Doctors have a moral obligation to put the needs of the patients above everything else. This may require some compromises on their part
- Don’t doctors have a solemn duty?
History tends to repeat itself. It is an expression we hear all the time. However, we fail to correct our mistakes from the past. Again, we have come across an undesirable and unacceptable situation in which citizens are being denied access to basic necessities such as urgent healthcare. Yesterday, the doctors of the Birdem hospital began an indefinite strike protesting an “assault on colleagues” by the relatives of a patient who died on Sunday night.
The doctors have demanded judicial investigation into the incident, and punishment of the perpetrators. They have stated that they will continue the strike until the perpetrators have been brought to book, which, unfortunately for all of us civilians, is far from ideal, considering the less than dependable justice system we have in place in our country.
This is not the first time that the Birdem doctors have gone on strike.
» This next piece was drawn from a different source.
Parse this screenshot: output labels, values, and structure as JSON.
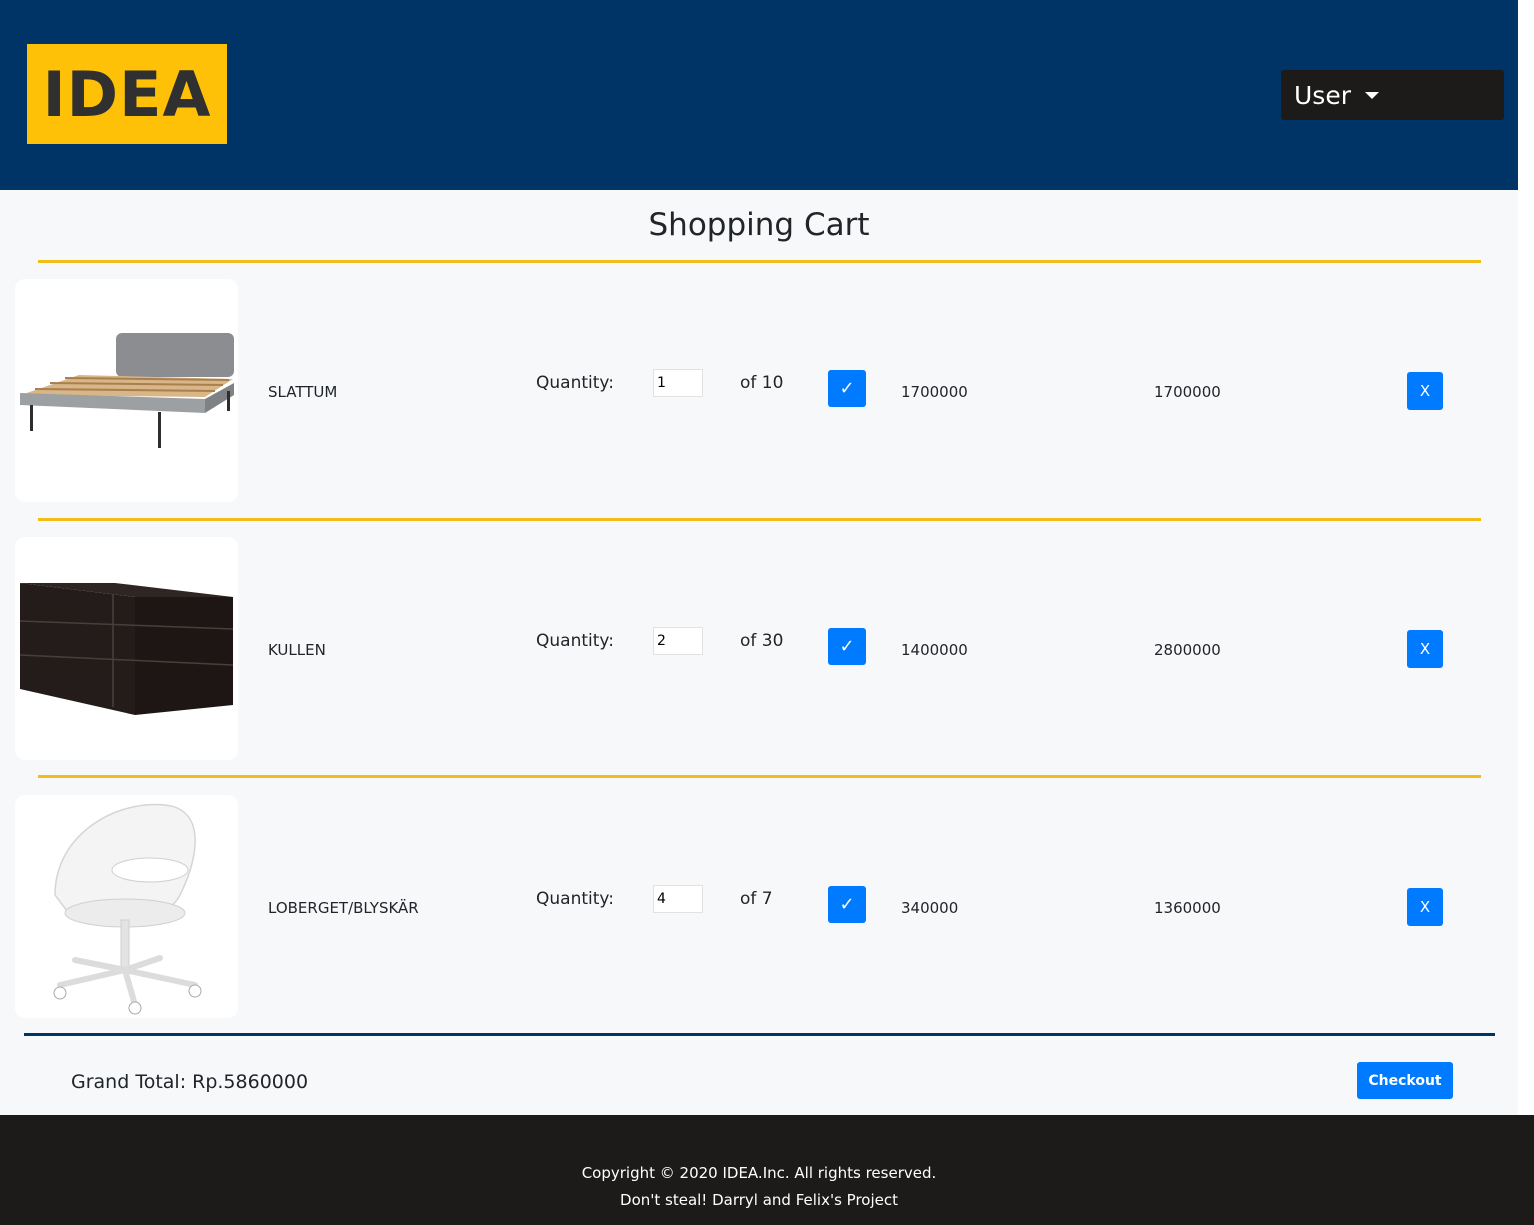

In 2007, the Birdem doctors, including medical officers and consultants, enforced a strike on June 25 demanding regularisation of their service following issuance of a letter that said jobs of the doctors recruited on contract basis would not be renewed further.
At that time, no surgery took place, and admission of the new patients in the in-patient department was stopped. With the current protest, we see the same dire consequences – they have announced that the outdoor services are closed, and that the admission of new patients has been stopped.
Additionally, although Birdem has claimed to continue its operations at the hospital’s emergency wing – which include the ICU and the CCU – patients and their relatives fear that the delivery of emergency services will be hampered like the last time, when, from morning till afternoon, only one doctor visited the CCU, where patients are supposed to stay under direct observation for 24 hours.
Now let us focus on the main problem here, which is that the civilians are bearing the brunt of these actions. Access to healthcare is at the cornerstone of any nation attempting to modernise and achieve progress. It is a basic necessity – a right that should not be denied. We have seen the suffering in 2007, and we see it again.
In 2007, over 500 indoor patients were left almost unattended and uncared for – from elderly diabetic patients to pregnant women, no one was spared from the anguish. This is not simply about the physical strain that one has to go through in such times of crisis. There are also huge financial and time costs that are incurred as a result of the strikes and closures.
Yesterday, Nazma Begum brought her husband, who was suffering from respiratory complications and back pain, all the way from Narayanganj. These two, like many others, are spending their hard-earned income on travel expenditures and may have sacrificed one day’s work and wages to come to Birdem in the mere hopes of receiving some quality medical care, not to mention the hours that they must have spent travelling back and forth from their homes in Dhaka’s horrific traffic.
In 2007, the issue was about job renewals, and it was between the Birdem staff, ie the contract basis doctors and the authorities (the board). So, it was a purely internal matter. This time, the matter is between the doctors (service providers) and a patient’s family (service receiver). The doctors want to see justice as a result of an attack on them, whereas the attackers have claimed that the negligence of the doctors have resulted in the death of their relative.
In any case, resorting to violence by attacking the doctors and vandalising property is not the correct response on the part of the relatives. Although both the circumstances are complex, it does not give the right to the doctors to punish the healthcare-seekers.
Doctors and hospitals have a moral obligation to put the needs of the patients above everything else. This may require some compromises on their part, and they need to have the mental acceptance to make them. Hospitals must also have in place policies and due-process for such situations in order to minimise the sufferings of the patients and care-seekers.
We need to stop making excuses for not being able to attend to the needs of the millions of vulnerable women, men, and children who deserve access to quality healthcare. We need to ask ourselves how much longer we are willing to wait till we can get the benefits from our greatest asset, ie our people. Building human capital is only possible with access to health and education. A healthy nation is the only way to achieve development, and we must not forget that.
Source: Dhaka Tribune